Component data from apps and pages:
====

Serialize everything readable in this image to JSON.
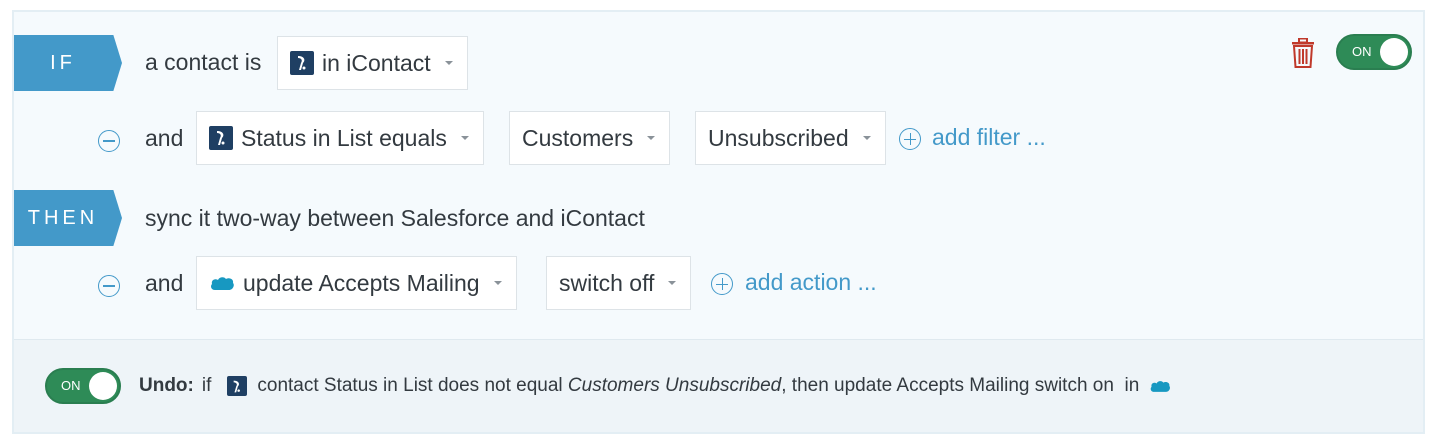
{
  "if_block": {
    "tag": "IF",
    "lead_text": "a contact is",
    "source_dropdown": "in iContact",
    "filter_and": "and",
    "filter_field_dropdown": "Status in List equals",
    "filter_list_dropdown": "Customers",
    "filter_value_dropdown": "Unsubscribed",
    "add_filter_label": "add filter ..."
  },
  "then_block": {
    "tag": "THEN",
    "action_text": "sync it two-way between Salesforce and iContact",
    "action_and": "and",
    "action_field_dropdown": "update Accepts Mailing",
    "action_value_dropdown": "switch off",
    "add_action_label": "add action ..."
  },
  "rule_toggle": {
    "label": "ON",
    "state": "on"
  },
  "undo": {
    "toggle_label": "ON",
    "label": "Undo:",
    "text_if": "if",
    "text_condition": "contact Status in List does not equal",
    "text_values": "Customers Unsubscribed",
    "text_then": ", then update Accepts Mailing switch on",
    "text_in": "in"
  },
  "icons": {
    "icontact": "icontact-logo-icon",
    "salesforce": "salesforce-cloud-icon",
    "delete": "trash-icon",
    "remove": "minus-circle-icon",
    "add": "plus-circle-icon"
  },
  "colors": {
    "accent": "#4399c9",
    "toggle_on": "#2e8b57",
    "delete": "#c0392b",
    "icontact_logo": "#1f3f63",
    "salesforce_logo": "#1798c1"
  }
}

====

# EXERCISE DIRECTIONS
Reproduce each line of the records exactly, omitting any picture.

# ANSWER SECTION
Serialize everything readable in this image to JSON.
{
  "if_block": {
    "tag": "IF",
    "lead_text": "a contact is",
    "source_dropdown": "in iContact",
    "filter_and": "and",
    "filter_field_dropdown": "Status in List equals",
    "filter_list_dropdown": "Customers",
    "filter_value_dropdown": "Unsubscribed",
    "add_filter_label": "add filter ..."
  },
  "then_block": {
    "tag": "THEN",
    "action_text": "sync it two-way between Salesforce and iContact",
    "action_and": "and",
    "action_field_dropdown": "update Accepts Mailing",
    "action_value_dropdown": "switch off",
    "add_action_label": "add action ..."
  },
  "rule_toggle": {
    "label": "ON",
    "state": "on"
  },
  "undo": {
    "toggle_label": "ON",
    "label": "Undo:",
    "text_if": "if",
    "text_condition": "contact Status in List does not equal",
    "text_values": "Customers Unsubscribed",
    "text_then": ", then update Accepts Mailing switch on",
    "text_in": "in"
  },
  "icons": {
    "icontact": "icontact-logo-icon",
    "salesforce": "salesforce-cloud-icon",
    "delete": "trash-icon",
    "remove": "minus-circle-icon",
    "add": "plus-circle-icon"
  },
  "colors": {
    "accent": "#4399c9",
    "toggle_on": "#2e8b57",
    "delete": "#c0392b",
    "icontact_logo": "#1f3f63",
    "salesforce_logo": "#1798c1"
  }
}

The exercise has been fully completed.